Evidence does not support use of long-term opioid therapy for chronic pain

January 21, 2015, 11:14 pm


The Effectivenss and Risks of Long-Term Opioid Therapy for Chronic Pain: A Systematic Review for a National Institutes of Health Pathways to Prevention Workshop. Chou R et al.  Ann Intern Med 2015 Jan 13 [Epub ahead of print]


Although prescription opioids have been advocated and used for long-term treatment of chronic non-cancer pain, there is scant literature supporting such use. Most studies have been limited to a time period of 3 months or less. The purpose of this literature review was to assess the evidence pertaining to safety and effectiveness of long-term (> 1 year) opioid therapy for pain.

The authors point out that when evaluating this question, in addition to potential benefits of pain relief, known risks of opioid therapy must be considered, including falls, fractures, motor vehicle accidents, and endocrinopathy. In addition, level of function and quality of life must be assessed.

The authors searched several databases for relevant English-language literature published between January 2008 and August 2014. Among their findings:

  • “No study of opioid therapy versus placebo, no opioid therapy, or nonopioid therapy evaluated long-term (> 1 year) outcomes related to pain, function, or quality of life.”
  • “No randomized trial evaluated opioid abuse, addiction, or related outcomes with long-term opioid therapy versus placebo or no opioid therapy.”
  • “One good-quality case-control study (5300 case patients) found that MEDs [morphine equivalent doses] of at lest 20 mg/d were associated with increased odds of road trauma among drivers.”
  • “No study evaluated risk for falls; infections; or psychological, cognitive, or gastrointestinal harms among patients with chronic pain who were receiving long-term opioid therapy versus placebo or no opioid therapy.”

In addition, the authors found that: “Evidence on the accuracy and effectiveness of risk assessment instruments for predicting opioid abuse or misuse in patients before initiation of  long-term opioid therapy was sparse . . .”

Their conclusion:

In summary, reliable conclusions about the effectiveness of long-term opioid therapy for chronic pain are not possible due to the paucity of research to date. Accumulating evidence supports the increased risk for serious harms associated with long-term opioid therapy, including overdose, opioid abuse, fractures, myocardial infarction, and markers of sexual dysfunction; for some harms, the risk seems to be dose-dependent.

In a related development, last week’s issue of MMWR reported that although the rate of increase in drug fatalities related to opioid analgesics has levels off some, the rate of such increased from 199 to 2013 by almost a factor of 4:

Screen Shot 2015-01-21 at 10.03.52 PM

[Chart from MMWR 2015 Jan 16;64:32]


  1. jim` Says:

    It would be hard to quanitify, but the cumulative stress of chronic pain is a factor to be considered in favor of opiates and/or other analgesics. I’ve personally found this to be the case: a few days of pain, noproblem; but week after week the strss takes a toll.
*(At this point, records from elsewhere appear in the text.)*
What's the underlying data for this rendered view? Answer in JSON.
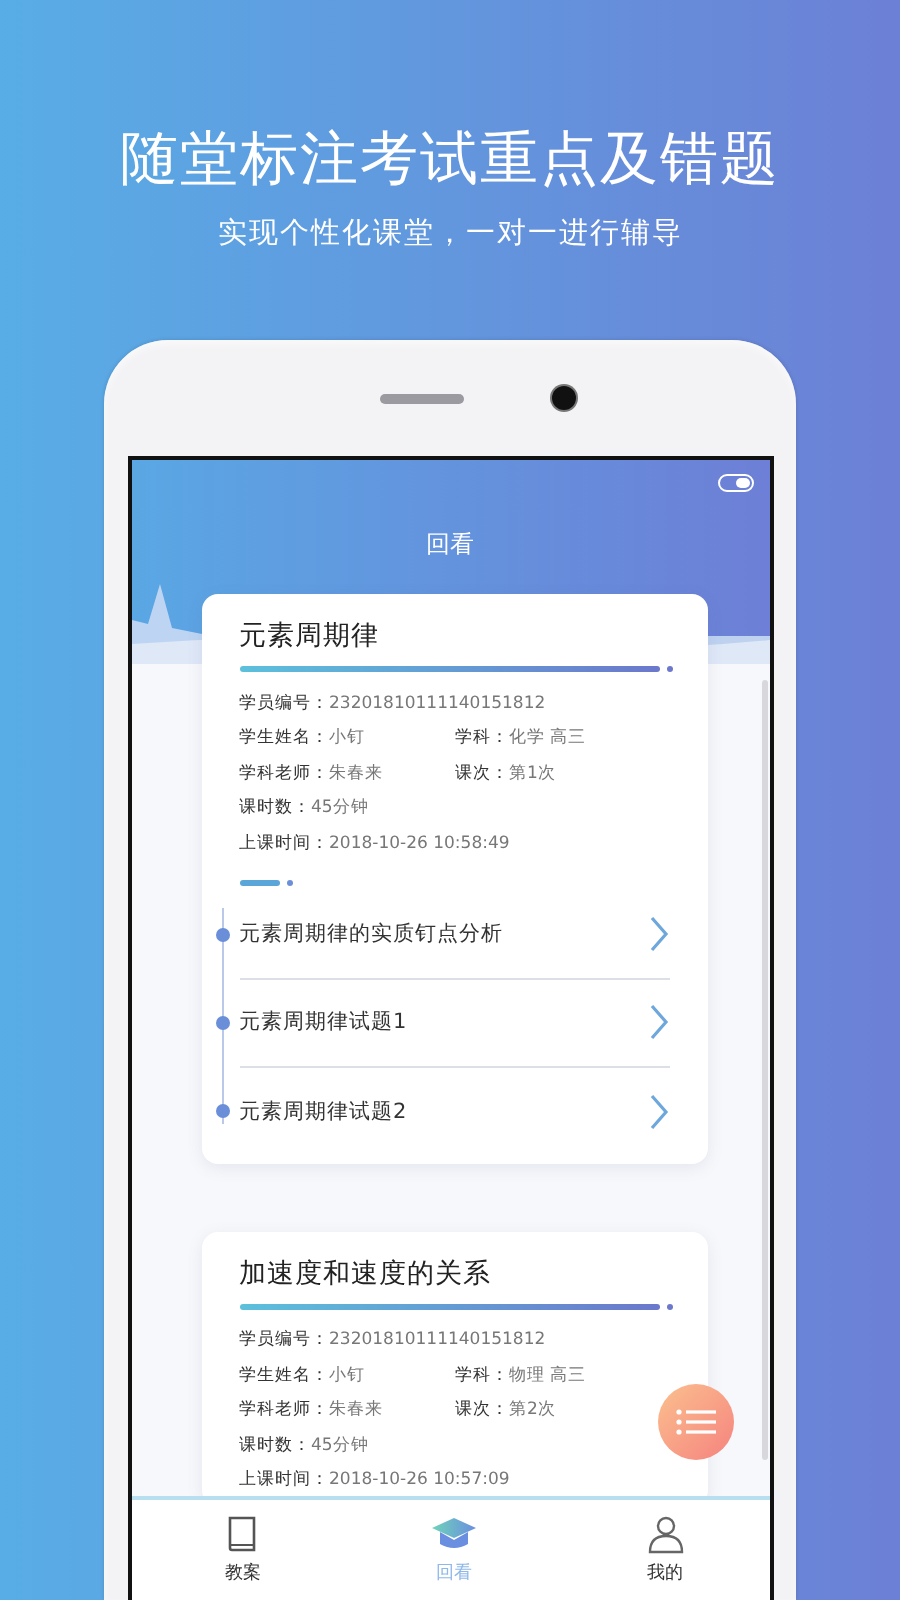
{
  "headline": "随堂标注考试重点及错题",
  "subtitle": "实现个性化课堂，一对一进行辅导",
  "app": {
    "title": "回看",
    "courses": [
      {
        "title": "元素周期律",
        "rows": [
          [
            {
              "label": "学员编号：",
              "value": "23201810111140151812"
            }
          ],
          [
            {
              "label": "学生姓名：",
              "value": "小钉"
            },
            {
              "label": "学科：",
              "value": "化学 高三"
            }
          ],
          [
            {
              "label": "学科老师：",
              "value": "朱春来"
            },
            {
              "label": "课次：",
              "value": "第1次"
            }
          ],
          [
            {
              "label": "课时数：",
              "value": "45分钟"
            }
          ],
          [
            {
              "label": "上课时间：",
              "value": "2018-10-26 10:58:49"
            }
          ]
        ],
        "items": [
          "元素周期律的实质钉点分析",
          "元素周期律试题1",
          "元素周期律试题2"
        ]
      },
      {
        "title": "加速度和速度的关系",
        "rows": [
          [
            {
              "label": "学员编号：",
              "value": "23201810111140151812"
            }
          ],
          [
            {
              "label": "学生姓名：",
              "value": "小钉"
            },
            {
              "label": "学科：",
              "value": "物理 高三"
            }
          ],
          [
            {
              "label": "学科老师：",
              "value": "朱春来"
            },
            {
              "label": "课次：",
              "value": "第2次"
            }
          ],
          [
            {
              "label": "课时数：",
              "value": "45分钟"
            }
          ],
          [
            {
              "label": "上课时间：",
              "value": "2018-10-26 10:57:09"
            }
          ]
        ]
      }
    ],
    "tabs": [
      {
        "label": "教案",
        "selected": false
      },
      {
        "label": "回看",
        "selected": true
      },
      {
        "label": "我的",
        "selected": false
      }
    ]
  }
}
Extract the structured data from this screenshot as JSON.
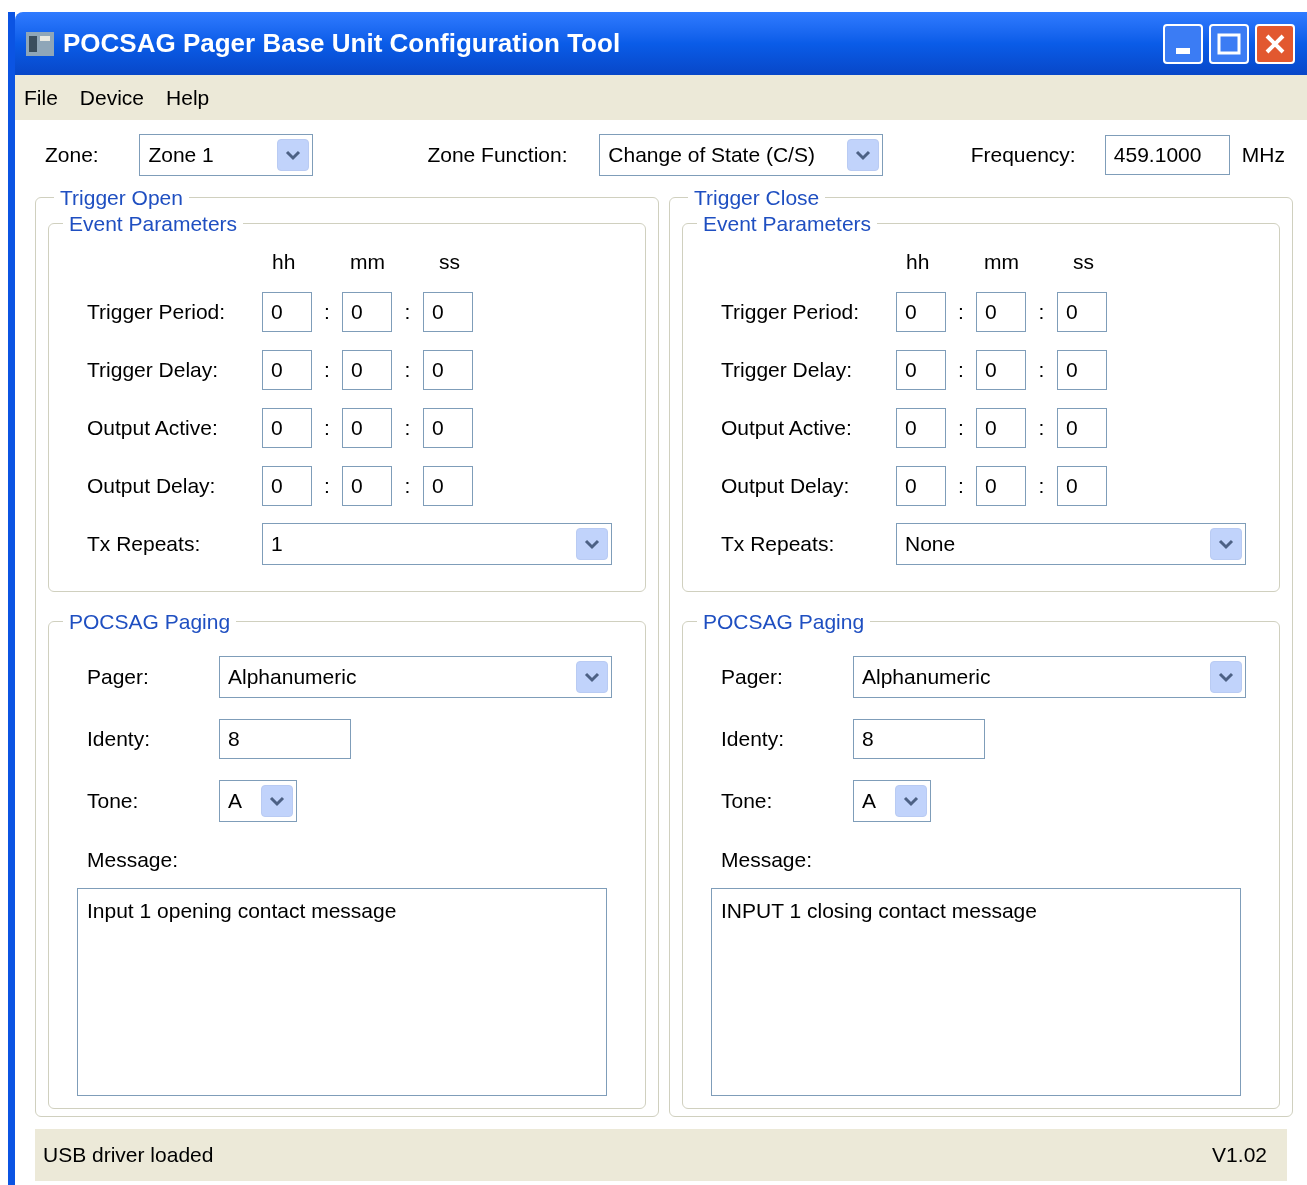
{
  "window": {
    "title": "POCSAG Pager Base Unit Configuration Tool"
  },
  "menu": [
    "File",
    "Device",
    "Help"
  ],
  "settings": {
    "zone": {
      "label": "Zone:",
      "value": "Zone 1"
    },
    "zone_function": {
      "label": "Zone Function:",
      "value": "Change of State (C/S)"
    },
    "frequency": {
      "label": "Frequency:",
      "value": "459.1000",
      "unit": "MHz"
    }
  },
  "panels": [
    {
      "title": "Trigger Open",
      "event": {
        "title": "Event Parameters",
        "headers": [
          "hh",
          "mm",
          "ss"
        ],
        "rows": [
          {
            "label": "Trigger Period:",
            "hh": "0",
            "mm": "0",
            "ss": "0",
            "separators": [
              ":",
              ":"
            ]
          },
          {
            "label": "Trigger Delay:",
            "hh": "0",
            "mm": "0",
            "ss": "0",
            "separators": [
              ":",
              ":"
            ]
          },
          {
            "label": "Output Active:",
            "hh": "0",
            "mm": "0",
            "ss": "0",
            "separators": [
              ":",
              ":"
            ]
          },
          {
            "label": "Output Delay:",
            "hh": "0",
            "mm": "0",
            "ss": "0",
            "separators": [
              ":",
              ":"
            ]
          }
        ],
        "tx_repeats": {
          "label": "Tx Repeats:",
          "value": "1"
        }
      },
      "paging": {
        "title": "POCSAG Paging",
        "pager": {
          "label": "Pager:",
          "value": "Alphanumeric"
        },
        "identy": {
          "label": "Identy:",
          "value": "8"
        },
        "tone": {
          "label": "Tone:",
          "value": "A"
        },
        "message_label": "Message:",
        "message": "Input 1 opening contact message"
      }
    },
    {
      "title": "Trigger Close",
      "event": {
        "title": "Event Parameters",
        "headers": [
          "hh",
          "mm",
          "ss"
        ],
        "rows": [
          {
            "label": "Trigger Period:",
            "hh": "0",
            "mm": "0",
            "ss": "0",
            "separators": [
              ":",
              ":"
            ]
          },
          {
            "label": "Trigger Delay:",
            "hh": "0",
            "mm": "0",
            "ss": "0",
            "separators": [
              ":",
              ":"
            ]
          },
          {
            "label": "Output Active:",
            "hh": "0",
            "mm": "0",
            "ss": "0",
            "separators": [
              ":",
              ":"
            ]
          },
          {
            "label": "Output Delay:",
            "hh": "0",
            "mm": "0",
            "ss": "0",
            "separators": [
              ":",
              ":"
            ]
          }
        ],
        "tx_repeats": {
          "label": "Tx Repeats:",
          "value": "None"
        }
      },
      "paging": {
        "title": "POCSAG Paging",
        "pager": {
          "label": "Pager:",
          "value": "Alphanumeric"
        },
        "identy": {
          "label": "Identy:",
          "value": "8"
        },
        "tone": {
          "label": "Tone:",
          "value": "A"
        },
        "message_label": "Message:",
        "message": "INPUT 1 closing contact message"
      }
    }
  ],
  "status_bar": {
    "text": "USB driver loaded",
    "version": "V1.02"
  }
}
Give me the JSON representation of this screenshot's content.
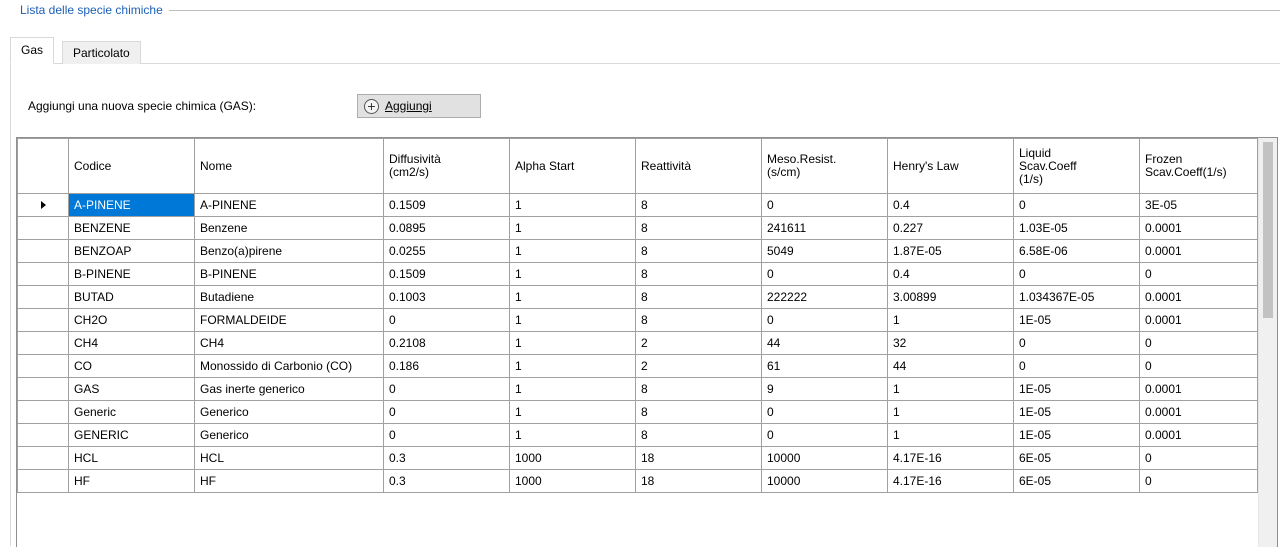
{
  "groupbox": {
    "title": "Lista delle specie chimiche"
  },
  "tabs": [
    {
      "label": "Gas",
      "active": true
    },
    {
      "label": "Particolato",
      "active": false
    }
  ],
  "add": {
    "label": "Aggiungi una nuova specie chimica (GAS):",
    "button_label": "Aggiungi",
    "icon": "plus-circle-icon"
  },
  "grid": {
    "columns": [
      "Codice",
      "Nome",
      "Diffusività\n(cm2/s)",
      "Alpha Start",
      "Reattività",
      "Meso.Resist.\n(s/cm)",
      "Henry's Law",
      "Liquid\nScav.Coeff\n(1/s)",
      "Frozen\nScav.Coeff(1/s)"
    ],
    "selected_row": 0,
    "selection_color": "#0078d7",
    "rows": [
      [
        "A-PINENE",
        "A-PINENE",
        "0.1509",
        "1",
        "8",
        "0",
        "0.4",
        "0",
        "3E-05"
      ],
      [
        "BENZENE",
        "Benzene",
        "0.0895",
        "1",
        "8",
        "241611",
        "0.227",
        "1.03E-05",
        "0.0001"
      ],
      [
        "BENZOAP",
        "Benzo(a)pirene",
        "0.0255",
        "1",
        "8",
        "5049",
        "1.87E-05",
        "6.58E-06",
        "0.0001"
      ],
      [
        "B-PINENE",
        "B-PINENE",
        "0.1509",
        "1",
        "8",
        "0",
        "0.4",
        "0",
        "0"
      ],
      [
        "BUTAD",
        "Butadiene",
        "0.1003",
        "1",
        "8",
        "222222",
        "3.00899",
        "1.034367E-05",
        "0.0001"
      ],
      [
        "CH2O",
        "FORMALDEIDE",
        "0",
        "1",
        "8",
        "0",
        "1",
        "1E-05",
        "0.0001"
      ],
      [
        "CH4",
        "CH4",
        "0.2108",
        "1",
        "2",
        "44",
        "32",
        "0",
        "0"
      ],
      [
        "CO",
        "Monossido di Carbonio (CO)",
        "0.186",
        "1",
        "2",
        "61",
        "44",
        "0",
        "0"
      ],
      [
        "GAS",
        "Gas inerte generico",
        "0",
        "1",
        "8",
        "9",
        "1",
        "1E-05",
        "0.0001"
      ],
      [
        "Generic",
        "Generico",
        "0",
        "1",
        "8",
        "0",
        "1",
        "1E-05",
        "0.0001"
      ],
      [
        "GENERIC",
        "Generico",
        "0",
        "1",
        "8",
        "0",
        "1",
        "1E-05",
        "0.0001"
      ],
      [
        "HCL",
        "HCL",
        "0.3",
        "1000",
        "18",
        "10000",
        "4.17E-16",
        "6E-05",
        "0"
      ],
      [
        "HF",
        "HF",
        "0.3",
        "1000",
        "18",
        "10000",
        "4.17E-16",
        "6E-05",
        "0"
      ]
    ]
  }
}
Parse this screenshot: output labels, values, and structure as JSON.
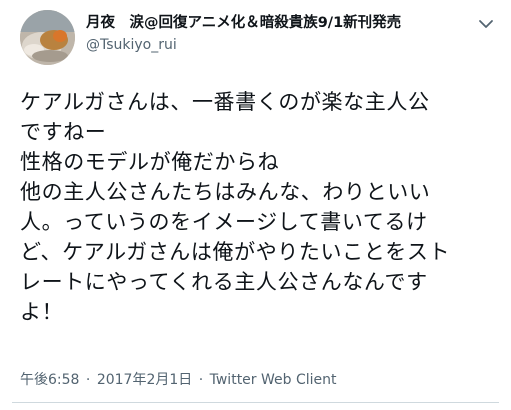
{
  "tweet": {
    "author": {
      "display_name": "月夜　涙@回復アニメ化＆暗殺貴族9/1新刊発売",
      "handle": "@Tsukiyo_rui",
      "avatar": "profile-photo"
    },
    "menu_icon": "chevron-down-icon",
    "text_lines": [
      "ケアルガさんは、一番書くのが楽な主人公",
      "ですねー",
      "性格のモデルが俺だからね",
      "他の主人公さんたちはみんな、わりといい",
      "人。っていうのをイメージして書いてるけ",
      "ど、ケアルガさんは俺がやりたいことをスト",
      "レートにやってくれる主人公さんなんです",
      "よ！"
    ],
    "time": "午後6:58",
    "separator": "·",
    "date": "2017年2月1日",
    "client": "Twitter Web Client"
  }
}
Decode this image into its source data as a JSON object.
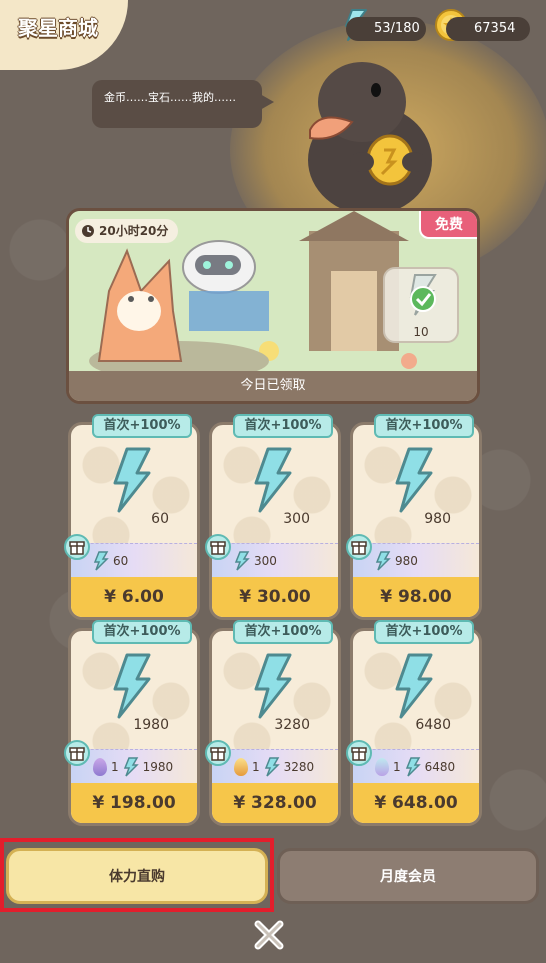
{
  "header": {
    "title": "聚星商城",
    "energy": "53/180",
    "coins": "67354"
  },
  "npc": {
    "speech": "金币……宝石……我的……"
  },
  "banner": {
    "timer": "20小时20分",
    "free_tag": "免费",
    "reward_count": "10",
    "status": "今日已领取"
  },
  "packs": [
    {
      "badge": "首次+100%",
      "amount": "60",
      "bonus_energy": "60",
      "egg": "",
      "price": "¥ 6.00"
    },
    {
      "badge": "首次+100%",
      "amount": "300",
      "bonus_energy": "300",
      "egg": "",
      "price": "¥ 30.00"
    },
    {
      "badge": "首次+100%",
      "amount": "980",
      "bonus_energy": "980",
      "egg": "",
      "price": "¥ 98.00"
    },
    {
      "badge": "首次+100%",
      "amount": "1980",
      "bonus_energy": "1980",
      "egg": "1",
      "price": "¥ 198.00"
    },
    {
      "badge": "首次+100%",
      "amount": "3280",
      "bonus_energy": "3280",
      "egg": "1",
      "price": "¥ 328.00"
    },
    {
      "badge": "首次+100%",
      "amount": "6480",
      "bonus_energy": "6480",
      "egg": "1",
      "price": "¥ 648.00"
    }
  ],
  "tabs": {
    "energy_purchase": "体力直购",
    "monthly_member": "月度会员"
  },
  "colors": {
    "background": "#6f655d",
    "price_bar": "#f6c64a",
    "badge": "#b7ebe8",
    "highlight_frame": "#e31e2c"
  }
}
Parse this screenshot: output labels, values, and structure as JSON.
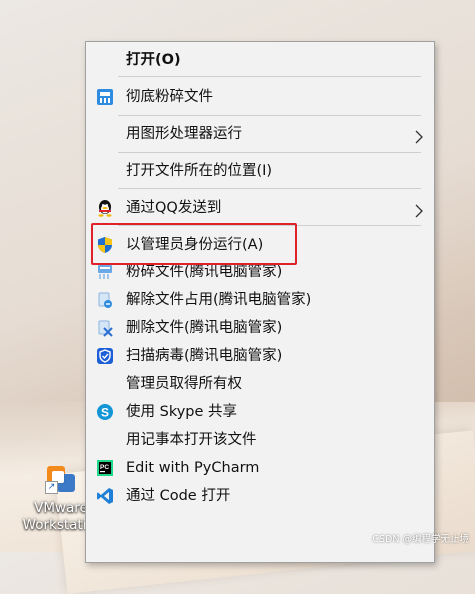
{
  "desktop": {
    "icon_label_line1": "VMware",
    "icon_label_line2": "Workstati...",
    "icon_name": "vmware-workstation-icon"
  },
  "context_menu": {
    "items": [
      {
        "label": "打开(O)",
        "bold": true
      },
      {
        "label": "彻底粉碎文件",
        "icon": "shredder-icon"
      },
      {
        "label": "用图形处理器运行",
        "submenu": true
      },
      {
        "label": "打开文件所在的位置(I)"
      },
      {
        "label": "通过QQ发送到",
        "icon": "qq-penguin-icon",
        "submenu": true
      },
      {
        "label": "以管理员身份运行(A)",
        "icon": "uac-shield-icon",
        "highlighted": true
      },
      {
        "label": "粉碎文件(腾讯电脑管家)",
        "icon": "tencent-shred-icon"
      },
      {
        "label": "解除文件占用(腾讯电脑管家)",
        "icon": "tencent-unlock-icon"
      },
      {
        "label": "删除文件(腾讯电脑管家)",
        "icon": "tencent-delete-icon"
      },
      {
        "label": "扫描病毒(腾讯电脑管家)",
        "icon": "tencent-shield-icon"
      },
      {
        "label": "管理员取得所有权"
      },
      {
        "label": "使用 Skype 共享",
        "icon": "skype-icon"
      },
      {
        "label": "用记事本打开该文件"
      },
      {
        "label": "Edit with PyCharm",
        "icon": "pycharm-icon"
      },
      {
        "label": "通过 Code 打开",
        "icon": "vscode-icon"
      }
    ]
  },
  "highlight_color": "#e0202a",
  "watermark": "CSDN @编程学无止境"
}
  2. Leon Says:


    I completely agree that chronic pain is a major health problem and should be optimally controlled. The problem is that there is no evidence that opioids, by and large, are safe and effective for that indication. As TPR has discussed before, addiction, profession to heroin use, opioid-induced hyperalgesia, and narcotic bowel syndrome are just some of the adverse effects that occur and vitiate any potential beneficial effects. Certainly, some chronic pain patients may benefit from opioids, especially when they are used as part of a comprehensive program. But on a population basis, the risks clearly outweigh any potential benefits.

  3. Will Says:


    As a chronic pain sufferer on and off for about 35 years I have come to realize that there is a lot of opinionated observations by those who have never had to deal with the problem. When a person has chronic pain it can and does cause the person to also suffer from a lower quality of life. It has been my experience that nothing gets rid of the pain, but only dulls it in order to make it bearable. If there was a study done on the drug, thought by the medical community to be the drug of choice for chronic pain, they would find that it is far more dangerous and more widely abused than opioids. But, no one in the medical community would ever challenge that so called ” Miracle Drug” Ibuprophen. I have had a bleed out from a stomach ulcer caused by aspirin. I am unable to take any NSAIDs because of that, and so, am limited to using opioids. I don’t abuse them, I’m not addicted to them, they just make my pain bearable so that I can live a life unconfined to a chair or bed. Recently the DEA has reclassified Hydrocodone because of many of the problems shared with the “declassified Ibuprophen”. Because of this my doctor is trying to take me off Hydrocodone. They first prescribed a newer NSAID with a full page of possible, and some horrible, side effects. They are more concerned with the DEA and popular opinion than my physical well being.

  4. Dr. Basim Elhabashy Says:

    A large number of people are suffering from chronic pain in country that is not good for health. At that time the patient needs proper treatment.